Don’t forget to show hospitality to strangers, for some who have done this have entertained angels without realizing it!” (Hebrews 13.2, NLT).  As we welcome these riders and roadies, I hope we’ll be entertaining angels – both those in cycling shorts and those in army boots.

How have you entertained angels lately?

Biblical Messages

Q&A: What will heaven be like?

One of the questions often posed to pastors and theologians is, “What will heaven be like?”  We often wonder if we will recognize our loved ones, and so many other aspects.  In this message, we look at several aspects of what heaven will be like – as much as the Bible tells us, which is not very much at all!  There are a few texts that we look at, including Matthew 24.36-42, Mark 9.2-8 and Revelation 21.1-4.  This was a difficult message to preach, but I pray that as you listen to it, the Lord will encourage you.  You can listen to the message by clicking here .

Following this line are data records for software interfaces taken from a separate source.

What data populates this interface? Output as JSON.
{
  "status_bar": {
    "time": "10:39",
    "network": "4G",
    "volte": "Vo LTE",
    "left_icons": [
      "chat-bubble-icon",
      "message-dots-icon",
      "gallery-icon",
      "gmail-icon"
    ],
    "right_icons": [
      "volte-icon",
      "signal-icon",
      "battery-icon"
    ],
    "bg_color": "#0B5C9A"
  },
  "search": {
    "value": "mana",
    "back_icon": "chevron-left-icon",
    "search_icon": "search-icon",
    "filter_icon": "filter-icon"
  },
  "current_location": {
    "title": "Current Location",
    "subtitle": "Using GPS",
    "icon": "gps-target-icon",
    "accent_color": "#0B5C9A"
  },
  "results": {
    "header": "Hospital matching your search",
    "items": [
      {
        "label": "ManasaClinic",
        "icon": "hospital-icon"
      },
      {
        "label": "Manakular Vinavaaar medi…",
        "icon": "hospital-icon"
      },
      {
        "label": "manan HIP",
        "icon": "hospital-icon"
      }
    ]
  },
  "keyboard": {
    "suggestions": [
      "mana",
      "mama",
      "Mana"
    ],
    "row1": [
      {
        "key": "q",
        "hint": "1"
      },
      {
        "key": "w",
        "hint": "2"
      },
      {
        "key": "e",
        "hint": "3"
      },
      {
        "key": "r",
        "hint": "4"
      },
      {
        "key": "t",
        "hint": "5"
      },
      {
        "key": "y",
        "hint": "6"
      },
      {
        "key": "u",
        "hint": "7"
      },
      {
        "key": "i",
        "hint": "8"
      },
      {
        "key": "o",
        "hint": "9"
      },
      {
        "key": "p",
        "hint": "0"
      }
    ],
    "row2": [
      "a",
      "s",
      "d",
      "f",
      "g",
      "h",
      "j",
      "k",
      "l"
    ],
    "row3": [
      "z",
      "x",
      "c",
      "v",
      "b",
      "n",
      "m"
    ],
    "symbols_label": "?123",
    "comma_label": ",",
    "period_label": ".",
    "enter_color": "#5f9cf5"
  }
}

Near the end of the message, I cite the poem which is reproduced in the previous post.

If it’s helpful, appended below is the outline that people had in their bulletin:

1.  Heaven will not be b___________________.

“In your presence is fullness of joy” – Psalm 16.11, NKJV

 2.  We will have b__________________ in heaven.

“For just as there are natural bodies, there are also spiritual bodies….Just as we are now like the earthly man, we will someday be like the heavenly man.”  – 1 Corinthians 15.44b, 49, NLT

 3.  We cannot know e____________________ about heaven.

“However, no one knows the day or hour when these things will happen, not even the angels in heaven or the Son himself.  Only the Father knows.” – Matthew 24.36, NLT

 4.  Anyone who claims to be able to conjure up the spirits of dead people is either a quack or a child of S___________________.

“Do not defile yourselves by turning to mediums or to those who consult the spirits of the dead.  I am the Lord your God.” – Leviticus 19.31, NLT

 5.  There is an i_______________________ state that Jesus himself called “paradise” where the faithful dead will dwell until the last judgment.

“I tell you the truth, today you will be with me in paradise.” – Luke 23.43, NIV

 6.  It is possible that we may k__________ our loved ones in heaven.

 7.  Our f___________________ will get much bigger in heaven.

“The Jesus’ mother and brothers came to see him, but they couldn’t get to him because of the crowd.  Someone told Jesus, ‘Your mother and your brothers are outside, and they want to see you.’  Jesus replied, ‘My mother and my brothers are all those who hear God’s word and obey it.’” – Luke 8.19-21, NLT

 8.  Deceased children of b______________________ are welcomed into heaven under the covenant.

“For the Christian wife brings holiness to her marriage, and the Christian husband brings holiness to his marriage.  Otherwise, your children would not be holy, but now they are holy.” – 1 Corinthians 7.14, NLT

9.  In heaven, we will have a different p_____________________ on those we have loved who go to hell.

“And God will provide rest for you who are being persecuted and also for us when the Lord Jesus appears from heaven.  He will come with his mighty angels, in flaming fire, bringing judgment on those who don’t know God and on those who refuse to obey the Good News on our Lord Jesus.” – 2 Thessalonians 1.7-8, NLT